■ **INSTRUCTIONS FOR THE TASK**
Beginning with the line containing "Extract the structured" and going on through the line containing "Convert this screenshot", the lines below are to be returned exactly, pictures excluded and nothing added.

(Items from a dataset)
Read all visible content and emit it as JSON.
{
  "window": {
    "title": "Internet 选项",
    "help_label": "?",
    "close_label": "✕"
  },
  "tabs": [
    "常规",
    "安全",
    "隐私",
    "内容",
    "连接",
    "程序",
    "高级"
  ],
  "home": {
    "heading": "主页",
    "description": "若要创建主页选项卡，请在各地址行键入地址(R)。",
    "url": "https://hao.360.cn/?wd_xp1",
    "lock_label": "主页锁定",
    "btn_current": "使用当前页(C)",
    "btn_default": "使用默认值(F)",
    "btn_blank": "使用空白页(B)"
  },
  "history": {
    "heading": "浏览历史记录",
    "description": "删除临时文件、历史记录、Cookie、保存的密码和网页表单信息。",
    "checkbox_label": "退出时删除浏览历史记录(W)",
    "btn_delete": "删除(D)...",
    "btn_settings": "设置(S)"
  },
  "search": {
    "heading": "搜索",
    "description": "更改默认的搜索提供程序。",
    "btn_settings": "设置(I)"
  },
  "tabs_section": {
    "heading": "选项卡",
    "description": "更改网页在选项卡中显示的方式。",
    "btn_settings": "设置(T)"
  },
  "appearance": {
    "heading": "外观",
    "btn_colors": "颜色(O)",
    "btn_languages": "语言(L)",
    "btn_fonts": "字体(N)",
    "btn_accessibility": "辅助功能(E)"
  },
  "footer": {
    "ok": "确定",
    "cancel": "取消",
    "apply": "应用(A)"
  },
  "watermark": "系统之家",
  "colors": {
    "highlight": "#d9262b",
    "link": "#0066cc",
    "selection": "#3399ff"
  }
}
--
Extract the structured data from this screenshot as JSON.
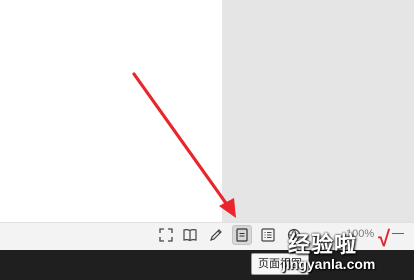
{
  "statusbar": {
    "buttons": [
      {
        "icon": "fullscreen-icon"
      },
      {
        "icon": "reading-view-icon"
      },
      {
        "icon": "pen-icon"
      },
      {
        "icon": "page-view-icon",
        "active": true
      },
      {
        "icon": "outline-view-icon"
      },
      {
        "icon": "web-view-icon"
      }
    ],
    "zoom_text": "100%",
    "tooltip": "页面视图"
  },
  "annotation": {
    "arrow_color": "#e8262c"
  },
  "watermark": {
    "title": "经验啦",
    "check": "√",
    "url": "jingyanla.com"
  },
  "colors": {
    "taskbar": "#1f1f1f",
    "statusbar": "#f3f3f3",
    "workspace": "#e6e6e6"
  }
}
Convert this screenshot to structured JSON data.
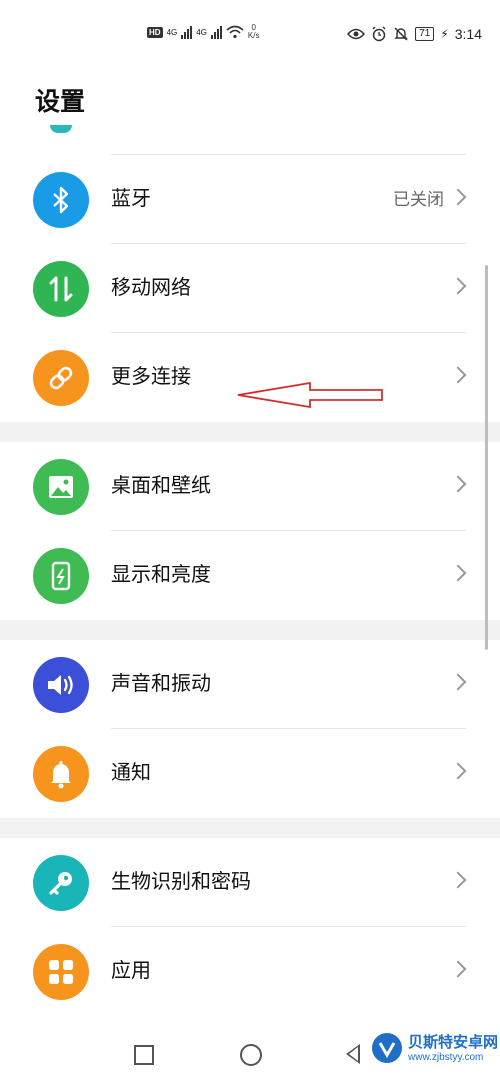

■ **ANSWER TO THIS EXERCISE**
Extract the structured data from this screenshot as JSON.
{
  "statusbar": {
    "buttons": [
      {
        "icon": "fullscreen-icon"
      },
      {
        "icon": "reading-view-icon"
      },
      {
        "icon": "pen-icon"
      },
      {
        "icon": "page-view-icon",
        "active": true
      },
      {
        "icon": "outline-view-icon"
      },
      {
        "icon": "web-view-icon"
      }
    ],
    "zoom_text": "100%",
    "tooltip": "页面视图"
  },
  "annotation": {
    "arrow_color": "#e8262c"
  },
  "watermark": {
    "title": "经验啦",
    "check": "√",
    "url": "jingyanla.com"
  },
  "colors": {
    "taskbar": "#1f1f1f",
    "statusbar": "#f3f3f3",
    "workspace": "#e6e6e6"
  }
}
Convert this screenshot to structured JSON data.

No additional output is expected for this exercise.